__Exercise prompt__. Omit the pictures, then write out every entry exactly as it reads.

__Records from a dataset__.
•••

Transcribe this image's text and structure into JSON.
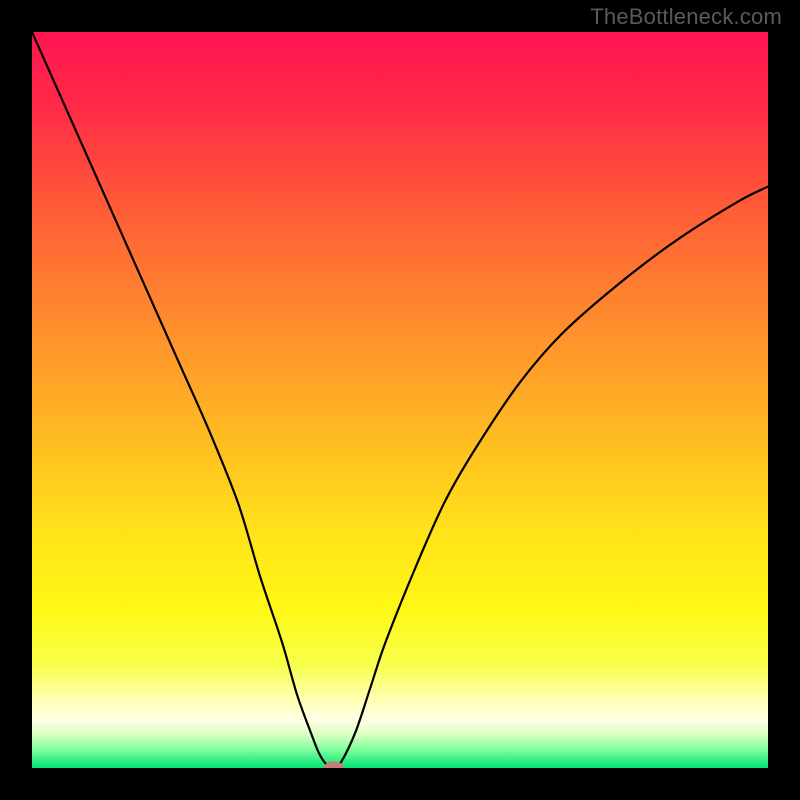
{
  "watermark": "TheBottleneck.com",
  "colors": {
    "frame": "#000000",
    "curve_stroke": "#000000",
    "marker_fill": "#c57d7a",
    "gradient_stops": [
      {
        "offset": 0.0,
        "color": "#ff1452"
      },
      {
        "offset": 0.1,
        "color": "#ff2a47"
      },
      {
        "offset": 0.25,
        "color": "#ff5f36"
      },
      {
        "offset": 0.4,
        "color": "#ff8e2d"
      },
      {
        "offset": 0.55,
        "color": "#ffbb22"
      },
      {
        "offset": 0.68,
        "color": "#ffe31a"
      },
      {
        "offset": 0.78,
        "color": "#fff714"
      },
      {
        "offset": 0.86,
        "color": "#f7ff4b"
      },
      {
        "offset": 0.905,
        "color": "#ffffb0"
      },
      {
        "offset": 0.935,
        "color": "#ffffe6"
      },
      {
        "offset": 0.955,
        "color": "#d8ffc0"
      },
      {
        "offset": 0.975,
        "color": "#7fff9e"
      },
      {
        "offset": 1.0,
        "color": "#00e472"
      }
    ]
  },
  "chart_data": {
    "type": "line",
    "title": "",
    "xlabel": "",
    "ylabel": "",
    "xlim": [
      0,
      100
    ],
    "ylim": [
      0,
      100
    ],
    "series": [
      {
        "name": "bottleneck-curve",
        "x": [
          0,
          4,
          8,
          12,
          16,
          20,
          24,
          28,
          31,
          34,
          36,
          38,
          39,
          40,
          41,
          42,
          44,
          46,
          48,
          52,
          56,
          60,
          66,
          72,
          80,
          88,
          96,
          100
        ],
        "y": [
          100,
          91,
          82,
          73,
          64,
          55,
          46,
          36,
          26,
          17,
          10,
          4.5,
          2.0,
          0.5,
          0.0,
          0.8,
          5.0,
          11,
          17,
          27,
          36,
          43,
          52,
          59,
          66,
          72,
          77,
          79
        ]
      }
    ],
    "marker": {
      "x": 41,
      "y": 0,
      "rx": 1.4,
      "ry": 0.9
    }
  }
}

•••

__Written response__.
Transcribe this image's text and structure into JSON.
{
  "watermark": "TheBottleneck.com",
  "colors": {
    "frame": "#000000",
    "curve_stroke": "#000000",
    "marker_fill": "#c57d7a",
    "gradient_stops": [
      {
        "offset": 0.0,
        "color": "#ff1452"
      },
      {
        "offset": 0.1,
        "color": "#ff2a47"
      },
      {
        "offset": 0.25,
        "color": "#ff5f36"
      },
      {
        "offset": 0.4,
        "color": "#ff8e2d"
      },
      {
        "offset": 0.55,
        "color": "#ffbb22"
      },
      {
        "offset": 0.68,
        "color": "#ffe31a"
      },
      {
        "offset": 0.78,
        "color": "#fff714"
      },
      {
        "offset": 0.86,
        "color": "#f7ff4b"
      },
      {
        "offset": 0.905,
        "color": "#ffffb0"
      },
      {
        "offset": 0.935,
        "color": "#ffffe6"
      },
      {
        "offset": 0.955,
        "color": "#d8ffc0"
      },
      {
        "offset": 0.975,
        "color": "#7fff9e"
      },
      {
        "offset": 1.0,
        "color": "#00e472"
      }
    ]
  },
  "chart_data": {
    "type": "line",
    "title": "",
    "xlabel": "",
    "ylabel": "",
    "xlim": [
      0,
      100
    ],
    "ylim": [
      0,
      100
    ],
    "series": [
      {
        "name": "bottleneck-curve",
        "x": [
          0,
          4,
          8,
          12,
          16,
          20,
          24,
          28,
          31,
          34,
          36,
          38,
          39,
          40,
          41,
          42,
          44,
          46,
          48,
          52,
          56,
          60,
          66,
          72,
          80,
          88,
          96,
          100
        ],
        "y": [
          100,
          91,
          82,
          73,
          64,
          55,
          46,
          36,
          26,
          17,
          10,
          4.5,
          2.0,
          0.5,
          0.0,
          0.8,
          5.0,
          11,
          17,
          27,
          36,
          43,
          52,
          59,
          66,
          72,
          77,
          79
        ]
      }
    ],
    "marker": {
      "x": 41,
      "y": 0,
      "rx": 1.4,
      "ry": 0.9
    }
  }
}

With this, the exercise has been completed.